SEE THE 1787 CYBERSECURITY PLAN HERE
In early May 2021, Colonial Pipeline, a private company, announced it had been the victim of a ransomware attack. A Russian-speaking criminal extortion ring called DarkSide had taken control of a 5,500-mile pipeline operated by Colonial, then sent the company a ransom note that said, “Your computers and servers are encrypted, backups are deleted. We use strong encryption algorithms, so you cannot decrypt your data.”
The note continued: “You can restore everything by purchasing a special program from us — universal decryptor,” which “will restore all your network.” < Note: Remarkably, within a month, the U.S. Department of Justice had recovered $2.3 million of the Bitcoin ransom Colonial paid to DarkSide, defying the notion that cryptocurrency is untraceable. >
In addition, DarkSide stole over 6 million pages of Colonial’s proprietary data, threatening that the information would be “automatically published” online if the ransom was not paid. Colonial Pipeline provides 45 percent of the East Coast’s fuel supplies (i.e., gasoline, jet fuel and diesel) so needless to say, the disruption in the Northeast was massive.
Three weeks later, multiple meat processing plants operated by JBS – the world’s largest meat supplier — were the target of a massive cyberattack, as was Kaseya, an IT company, a few weeks after that. U.S. intelligence officials confirmed the perpetrator of both attacks to be REvil, a cybercriminal, “ransom for service” organization based in Russia that allows other criminal groups to use its software for a fee.
< In November 2021, American and European authorities announced the arrest of several members of REvil, two of which were found in Romania. Around the same time, a Ukrainian national named Yaroslav Vasinskyi was indicted for the attack against Kaseya. His alleged partner in crime, a Russian national, is still at large. >
Cyberattacks, cyber-terrorism and cyber-espionage pose an increasingly significant risk to the United States. This is a top national security priority of the highest order. It is imperative that we have a comprehensive national cybersecurity strategy that thoroughly protects everything from our infrastructure to our intelligence databases.
Cyber threats are more ominous now that we have become increasingly reliant on technology, and information technology and physical infrastructure have become more interconnected. Malicious cyber actors, nation-states and just plain bad people use cyberspace to do everything from steal information to disrupt the delivery of basic services to interfere in our elections, not to mention other crimes such as child pornography, financial fraud, and intellectual property theft.
A strong, responsible plan for cybersecurity is more important than ever. If you think about it, our national crisis-management system was put to the test when the coronavirus hit America. Needless to say, we didn't do so great.
A white paper released by the Cyberspace Solarium Commission — a commission established to "develop a consensus on a strategic approach to defending the United States in cyberspace against cyber attacks of significant consequences" — put it this way:
The COVID-19 pandemic illustrates the challenge of ensuring resilience and continuity in a connected world.
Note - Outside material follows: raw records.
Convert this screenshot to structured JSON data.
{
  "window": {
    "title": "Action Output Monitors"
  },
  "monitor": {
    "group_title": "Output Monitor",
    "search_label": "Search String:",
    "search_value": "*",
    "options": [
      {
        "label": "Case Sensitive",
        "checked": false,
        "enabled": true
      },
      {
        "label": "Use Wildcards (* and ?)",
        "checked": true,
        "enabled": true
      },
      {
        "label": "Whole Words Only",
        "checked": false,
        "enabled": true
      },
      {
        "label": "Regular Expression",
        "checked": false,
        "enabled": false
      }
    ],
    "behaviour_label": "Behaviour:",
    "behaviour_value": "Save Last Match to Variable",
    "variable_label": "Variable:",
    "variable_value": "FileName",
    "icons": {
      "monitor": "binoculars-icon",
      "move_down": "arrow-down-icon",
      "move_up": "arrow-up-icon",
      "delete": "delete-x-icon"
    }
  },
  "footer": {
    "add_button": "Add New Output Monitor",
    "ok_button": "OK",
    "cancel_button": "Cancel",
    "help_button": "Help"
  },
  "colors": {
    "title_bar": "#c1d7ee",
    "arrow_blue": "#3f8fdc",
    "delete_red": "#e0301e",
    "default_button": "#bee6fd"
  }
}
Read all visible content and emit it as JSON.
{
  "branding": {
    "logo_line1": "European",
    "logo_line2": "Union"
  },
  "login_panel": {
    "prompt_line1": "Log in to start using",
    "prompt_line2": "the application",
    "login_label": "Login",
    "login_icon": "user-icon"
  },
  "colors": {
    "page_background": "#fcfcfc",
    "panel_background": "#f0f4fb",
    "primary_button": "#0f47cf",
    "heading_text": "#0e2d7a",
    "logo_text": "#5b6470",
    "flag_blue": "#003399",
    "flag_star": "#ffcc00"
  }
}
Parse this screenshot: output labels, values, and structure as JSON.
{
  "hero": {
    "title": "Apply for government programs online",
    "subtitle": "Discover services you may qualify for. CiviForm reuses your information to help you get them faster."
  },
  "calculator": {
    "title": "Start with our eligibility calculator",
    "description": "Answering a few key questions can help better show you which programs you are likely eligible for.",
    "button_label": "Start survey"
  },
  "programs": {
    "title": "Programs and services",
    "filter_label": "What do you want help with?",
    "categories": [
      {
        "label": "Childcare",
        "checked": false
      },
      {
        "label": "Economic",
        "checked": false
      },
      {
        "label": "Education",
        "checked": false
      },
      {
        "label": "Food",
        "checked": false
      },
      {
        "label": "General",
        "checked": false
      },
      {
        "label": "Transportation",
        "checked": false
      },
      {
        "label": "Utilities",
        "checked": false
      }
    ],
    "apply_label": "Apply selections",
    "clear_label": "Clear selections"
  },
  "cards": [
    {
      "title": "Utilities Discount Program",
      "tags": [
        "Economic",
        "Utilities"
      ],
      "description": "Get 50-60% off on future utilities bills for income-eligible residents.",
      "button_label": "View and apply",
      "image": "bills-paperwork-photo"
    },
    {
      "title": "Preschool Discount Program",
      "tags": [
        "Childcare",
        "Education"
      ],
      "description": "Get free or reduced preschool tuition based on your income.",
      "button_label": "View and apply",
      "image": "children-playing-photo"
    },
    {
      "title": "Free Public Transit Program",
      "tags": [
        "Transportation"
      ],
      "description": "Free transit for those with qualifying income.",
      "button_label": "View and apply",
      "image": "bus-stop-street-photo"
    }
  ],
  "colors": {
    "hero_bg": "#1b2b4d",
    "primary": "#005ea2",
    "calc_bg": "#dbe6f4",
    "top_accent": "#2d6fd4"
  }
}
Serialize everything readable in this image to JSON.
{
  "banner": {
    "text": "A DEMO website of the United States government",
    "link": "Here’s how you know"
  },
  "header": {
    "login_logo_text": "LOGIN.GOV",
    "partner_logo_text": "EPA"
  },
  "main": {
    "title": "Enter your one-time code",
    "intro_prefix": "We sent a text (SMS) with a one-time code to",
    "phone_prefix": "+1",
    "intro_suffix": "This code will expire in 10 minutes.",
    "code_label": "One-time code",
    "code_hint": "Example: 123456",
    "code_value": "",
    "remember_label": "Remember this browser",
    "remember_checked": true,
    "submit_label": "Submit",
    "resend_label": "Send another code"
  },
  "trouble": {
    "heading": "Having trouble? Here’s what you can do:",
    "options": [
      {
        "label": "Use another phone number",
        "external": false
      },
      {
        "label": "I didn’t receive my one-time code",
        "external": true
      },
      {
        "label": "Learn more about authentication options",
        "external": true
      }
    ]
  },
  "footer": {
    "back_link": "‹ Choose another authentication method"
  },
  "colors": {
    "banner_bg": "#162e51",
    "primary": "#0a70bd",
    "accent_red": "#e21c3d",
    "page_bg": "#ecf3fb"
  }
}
Many of the effects of this new breed of crisis can be significantly ameliorated through advance preparations that yield resilience, coherence, and focus as it spreads rapidly through the entire system, stressing everything from emergency services and supply chains to basic human needs and mental health. The pandemic produces cascading effects and high levels of uncertainty. It has undermined normal policymaking processes and, in the absence of the requisite preparedness, has forced decision makers to craft hasty and ad hoc emergency responses.
Unless a new approach is devised, crises like COVID-19 will continue to challenge the modern American way of life each time they emerge. Read the entire report here.
Another of the Commission's reports had this to say:
The reality is that we are dangerously insecure in cyber. Your entire life — your paycheck, your health care, your electricity — increasingly relies on networks of digital devices that store, process, and analyze data. These networks are vulnerable, if not already compromised. Our country has lost hundreds of billions of dollars to nation-state-sponsored intellectual property theft using cyber espionage. A major cyberattack on the nation’s critical infrastructure and economic system would create chaos and lasting damage exceeding that wreaked by fires in California, floods in the Midwest, and hurricanes in the Southeast. Read the entire report here.
United States. Department of Homeland Security. "Russian Government Cyber Activity Targeting Energy and Other Critical Infrastructure Sectors." United
States Computer Emergency Readiness Team. 15 Mar 2018
United States. "Final Report." Cyberspace Solarium Commission. March 2020
United States. "Cybersecurity Lessons From the Pandemic." White Paper One. Cyberspace Solarium Commission. May 2020